> **Problem description**: Output the records. Match them exactly.

(Dataset items)
*** Block opens ***
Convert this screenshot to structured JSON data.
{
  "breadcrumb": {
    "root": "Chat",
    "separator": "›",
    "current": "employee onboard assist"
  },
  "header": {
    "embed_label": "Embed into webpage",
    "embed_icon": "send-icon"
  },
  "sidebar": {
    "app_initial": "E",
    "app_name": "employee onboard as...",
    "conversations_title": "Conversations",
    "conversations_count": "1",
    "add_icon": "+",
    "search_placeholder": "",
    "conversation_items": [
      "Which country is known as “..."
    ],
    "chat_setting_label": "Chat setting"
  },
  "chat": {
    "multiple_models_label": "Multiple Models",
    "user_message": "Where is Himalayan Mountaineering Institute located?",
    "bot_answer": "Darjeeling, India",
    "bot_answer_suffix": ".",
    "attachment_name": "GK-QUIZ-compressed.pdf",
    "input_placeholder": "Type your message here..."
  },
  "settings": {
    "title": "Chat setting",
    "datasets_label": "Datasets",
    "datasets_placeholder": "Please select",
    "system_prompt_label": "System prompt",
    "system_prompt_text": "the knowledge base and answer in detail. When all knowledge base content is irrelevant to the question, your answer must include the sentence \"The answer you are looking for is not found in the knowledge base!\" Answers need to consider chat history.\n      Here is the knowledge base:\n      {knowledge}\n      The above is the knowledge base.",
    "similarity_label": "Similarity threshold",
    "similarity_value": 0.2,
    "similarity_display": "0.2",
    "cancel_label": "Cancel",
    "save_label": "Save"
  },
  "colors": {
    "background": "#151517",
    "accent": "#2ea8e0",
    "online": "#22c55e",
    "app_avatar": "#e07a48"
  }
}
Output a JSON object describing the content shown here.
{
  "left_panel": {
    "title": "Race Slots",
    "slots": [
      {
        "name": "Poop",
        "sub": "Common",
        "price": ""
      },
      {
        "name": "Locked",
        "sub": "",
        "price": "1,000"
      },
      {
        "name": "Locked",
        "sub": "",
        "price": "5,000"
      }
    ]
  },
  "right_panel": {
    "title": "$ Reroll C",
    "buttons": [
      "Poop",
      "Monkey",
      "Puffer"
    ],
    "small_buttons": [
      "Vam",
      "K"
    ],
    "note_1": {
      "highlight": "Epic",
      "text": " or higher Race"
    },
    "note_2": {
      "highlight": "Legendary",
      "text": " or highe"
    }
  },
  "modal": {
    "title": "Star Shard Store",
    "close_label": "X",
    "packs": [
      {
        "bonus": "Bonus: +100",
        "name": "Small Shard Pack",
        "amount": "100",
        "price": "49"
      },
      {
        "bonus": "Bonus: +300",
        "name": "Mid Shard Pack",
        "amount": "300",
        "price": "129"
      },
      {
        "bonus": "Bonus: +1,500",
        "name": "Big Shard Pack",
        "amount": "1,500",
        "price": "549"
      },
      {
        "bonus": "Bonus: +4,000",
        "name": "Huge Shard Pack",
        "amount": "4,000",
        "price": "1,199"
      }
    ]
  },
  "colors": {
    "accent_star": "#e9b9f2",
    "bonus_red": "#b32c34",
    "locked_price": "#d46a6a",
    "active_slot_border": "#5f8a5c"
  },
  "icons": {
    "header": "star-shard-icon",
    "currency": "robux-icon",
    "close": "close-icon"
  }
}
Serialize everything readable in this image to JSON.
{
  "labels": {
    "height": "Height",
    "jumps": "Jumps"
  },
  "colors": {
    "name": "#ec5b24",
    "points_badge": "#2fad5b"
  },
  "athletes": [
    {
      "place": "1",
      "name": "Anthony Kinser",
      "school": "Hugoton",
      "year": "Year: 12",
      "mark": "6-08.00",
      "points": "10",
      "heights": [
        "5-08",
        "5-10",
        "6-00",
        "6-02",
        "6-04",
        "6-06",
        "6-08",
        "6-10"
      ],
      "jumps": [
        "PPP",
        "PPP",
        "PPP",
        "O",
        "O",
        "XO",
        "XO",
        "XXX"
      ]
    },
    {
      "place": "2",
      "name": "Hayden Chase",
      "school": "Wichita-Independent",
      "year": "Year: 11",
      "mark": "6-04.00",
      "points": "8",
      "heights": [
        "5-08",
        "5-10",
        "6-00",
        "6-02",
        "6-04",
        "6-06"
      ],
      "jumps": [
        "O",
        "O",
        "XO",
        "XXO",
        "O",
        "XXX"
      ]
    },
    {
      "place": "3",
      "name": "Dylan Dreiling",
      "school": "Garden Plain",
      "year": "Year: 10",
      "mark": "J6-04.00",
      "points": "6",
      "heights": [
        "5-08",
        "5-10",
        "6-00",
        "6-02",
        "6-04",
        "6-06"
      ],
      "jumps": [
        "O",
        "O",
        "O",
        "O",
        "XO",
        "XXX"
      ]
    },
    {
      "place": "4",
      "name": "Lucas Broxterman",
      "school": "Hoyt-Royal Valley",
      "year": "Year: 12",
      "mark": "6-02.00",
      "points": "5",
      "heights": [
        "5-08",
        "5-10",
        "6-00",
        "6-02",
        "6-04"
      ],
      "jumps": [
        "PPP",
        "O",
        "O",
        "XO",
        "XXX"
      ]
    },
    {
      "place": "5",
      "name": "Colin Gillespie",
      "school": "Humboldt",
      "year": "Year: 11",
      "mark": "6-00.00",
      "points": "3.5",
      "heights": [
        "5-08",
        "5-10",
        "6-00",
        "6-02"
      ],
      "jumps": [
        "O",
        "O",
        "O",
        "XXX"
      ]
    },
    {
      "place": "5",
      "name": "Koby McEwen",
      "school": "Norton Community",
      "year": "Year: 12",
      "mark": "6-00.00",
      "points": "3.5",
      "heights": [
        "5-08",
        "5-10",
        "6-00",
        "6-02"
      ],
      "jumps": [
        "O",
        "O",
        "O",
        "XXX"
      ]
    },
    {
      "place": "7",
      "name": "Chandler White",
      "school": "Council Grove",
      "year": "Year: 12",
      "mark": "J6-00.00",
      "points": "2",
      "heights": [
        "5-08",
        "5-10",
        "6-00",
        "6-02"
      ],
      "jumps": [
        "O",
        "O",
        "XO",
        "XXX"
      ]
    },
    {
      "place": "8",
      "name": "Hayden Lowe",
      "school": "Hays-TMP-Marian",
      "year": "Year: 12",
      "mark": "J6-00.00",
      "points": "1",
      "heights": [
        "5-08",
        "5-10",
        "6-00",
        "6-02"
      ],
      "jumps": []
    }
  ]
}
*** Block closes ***
> **Answer to this exercise**:
Convert this screenshot to structured JSON data.
{
  "breadcrumb": {
    "root": "Chat",
    "separator": "›",
    "current": "employee onboard assist"
  },
  "header": {
    "embed_label": "Embed into webpage",
    "embed_icon": "send-icon"
  },
  "sidebar": {
    "app_initial": "E",
    "app_name": "employee onboard as...",
    "conversations_title": "Conversations",
    "conversations_count": "1",
    "add_icon": "+",
    "search_placeholder": "",
    "conversation_items": [
      "Which country is known as “..."
    ],
    "chat_setting_label": "Chat setting"
  },
  "chat": {
    "multiple_models_label": "Multiple Models",
    "user_message": "Where is Himalayan Mountaineering Institute located?",
    "bot_answer": "Darjeeling, India",
    "bot_answer_suffix": ".",
    "attachment_name": "GK-QUIZ-compressed.pdf",
    "input_placeholder": "Type your message here..."
  },
  "settings": {
    "title": "Chat setting",
    "datasets_label": "Datasets",
    "datasets_placeholder": "Please select",
    "system_prompt_label": "System prompt",
    "system_prompt_text": "the knowledge base and answer in detail. When all knowledge base content is irrelevant to the question, your answer must include the sentence \"The answer you are looking for is not found in the knowledge base!\" Answers need to consider chat history.\n      Here is the knowledge base:\n      {knowledge}\n      The above is the knowledge base.",
    "similarity_label": "Similarity threshold",
    "similarity_value": 0.2,
    "similarity_display": "0.2",
    "cancel_label": "Cancel",
    "save_label": "Save"
  },
  "colors": {
    "background": "#151517",
    "accent": "#2ea8e0",
    "online": "#22c55e",
    "app_avatar": "#e07a48"
  }
}
Output a JSON object describing the content shown here.
{
  "left_panel": {
    "title": "Race Slots",
    "slots": [
      {
        "name": "Poop",
        "sub": "Common",
        "price": ""
      },
      {
        "name": "Locked",
        "sub": "",
        "price": "1,000"
      },
      {
        "name": "Locked",
        "sub": "",
        "price": "5,000"
      }
    ]
  },
  "right_panel": {
    "title": "$ Reroll C",
    "buttons": [
      "Poop",
      "Monkey",
      "Puffer"
    ],
    "small_buttons": [
      "Vam",
      "K"
    ],
    "note_1": {
      "highlight": "Epic",
      "text": " or higher Race"
    },
    "note_2": {
      "highlight": "Legendary",
      "text": " or highe"
    }
  },
  "modal": {
    "title": "Star Shard Store",
    "close_label": "X",
    "packs": [
      {
        "bonus": "Bonus: +100",
        "name": "Small Shard Pack",
        "amount": "100",
        "price": "49"
      },
      {
        "bonus": "Bonus: +300",
        "name": "Mid Shard Pack",
        "amount": "300",
        "price": "129"
      },
      {
        "bonus": "Bonus: +1,500",
        "name": "Big Shard Pack",
        "amount": "1,500",
        "price": "549"
      },
      {
        "bonus": "Bonus: +4,000",
        "name": "Huge Shard Pack",
        "amount": "4,000",
        "price": "1,199"
      }
    ]
  },
  "colors": {
    "accent_star": "#e9b9f2",
    "bonus_red": "#b32c34",
    "locked_price": "#d46a6a",
    "active_slot_border": "#5f8a5c"
  },
  "icons": {
    "header": "star-shard-icon",
    "currency": "robux-icon",
    "close": "close-icon"
  }
}
Serialize everything readable in this image to JSON.
{
  "labels": {
    "height": "Height",
    "jumps": "Jumps"
  },
  "colors": {
    "name": "#ec5b24",
    "points_badge": "#2fad5b"
  },
  "athletes": [
    {
      "place": "1",
      "name": "Anthony Kinser",
      "school": "Hugoton",
      "year": "Year: 12",
      "mark": "6-08.00",
      "points": "10",
      "heights": [
        "5-08",
        "5-10",
        "6-00",
        "6-02",
        "6-04",
        "6-06",
        "6-08",
        "6-10"
      ],
      "jumps": [
        "PPP",
        "PPP",
        "PPP",
        "O",
        "O",
        "XO",
        "XO",
        "XXX"
      ]
    },
    {
      "place": "2",
      "name": "Hayden Chase",
      "school": "Wichita-Independent",
      "year": "Year: 11",
      "mark": "6-04.00",
      "points": "8",
      "heights": [
        "5-08",
        "5-10",
        "6-00",
        "6-02",
        "6-04",
        "6-06"
      ],
      "jumps": [
        "O",
        "O",
        "XO",
        "XXO",
        "O",
        "XXX"
      ]
    },
    {
      "place": "3",
      "name": "Dylan Dreiling",
      "school": "Garden Plain",
      "year": "Year: 10",
      "mark": "J6-04.00",
      "points": "6",
      "heights": [
        "5-08",
        "5-10",
        "6-00",
        "6-02",
        "6-04",
        "6-06"
      ],
      "jumps": [
        "O",
        "O",
        "O",
        "O",
        "XO",
        "XXX"
      ]
    },
    {
      "place": "4",
      "name": "Lucas Broxterman",
      "school": "Hoyt-Royal Valley",
      "year": "Year: 12",
      "mark": "6-02.00",
      "points": "5",
      "heights": [
        "5-08",
        "5-10",
        "6-00",
        "6-02",
        "6-04"
      ],
      "jumps": [
        "PPP",
        "O",
        "O",
        "XO",
        "XXX"
      ]
    },
    {
      "place": "5",
      "name": "Colin Gillespie",
      "school": "Humboldt",
      "year": "Year: 11",
      "mark": "6-00.00",
      "points": "3.5",
      "heights": [
        "5-08",
        "5-10",
        "6-00",
        "6-02"
      ],
      "jumps": [
        "O",
        "O",
        "O",
        "XXX"
      ]
    },
    {
      "place": "5",
      "name": "Koby McEwen",
      "school": "Norton Community",
      "year": "Year: 12",
      "mark": "6-00.00",
      "points": "3.5",
      "heights": [
        "5-08",
        "5-10",
        "6-00",
        "6-02"
      ],
      "jumps": [
        "O",
        "O",
        "O",
        "XXX"
      ]
    },
    {
      "place": "7",
      "name": "Chandler White",
      "school": "Council Grove",
      "year": "Year: 12",
      "mark": "J6-00.00",
      "points": "2",
      "heights": [
        "5-08",
        "5-10",
        "6-00",
        "6-02"
      ],
      "jumps": [
        "O",
        "O",
        "XO",
        "XXX"
      ]
    },
    {
      "place": "8",
      "name": "Hayden Lowe",
      "school": "Hays-TMP-Marian",
      "year": "Year: 12",
      "mark": "J6-00.00",
      "points": "1",
      "heights": [
        "5-08",
        "5-10",
        "6-00",
        "6-02"
      ],
      "jumps": []
    }
  ]
}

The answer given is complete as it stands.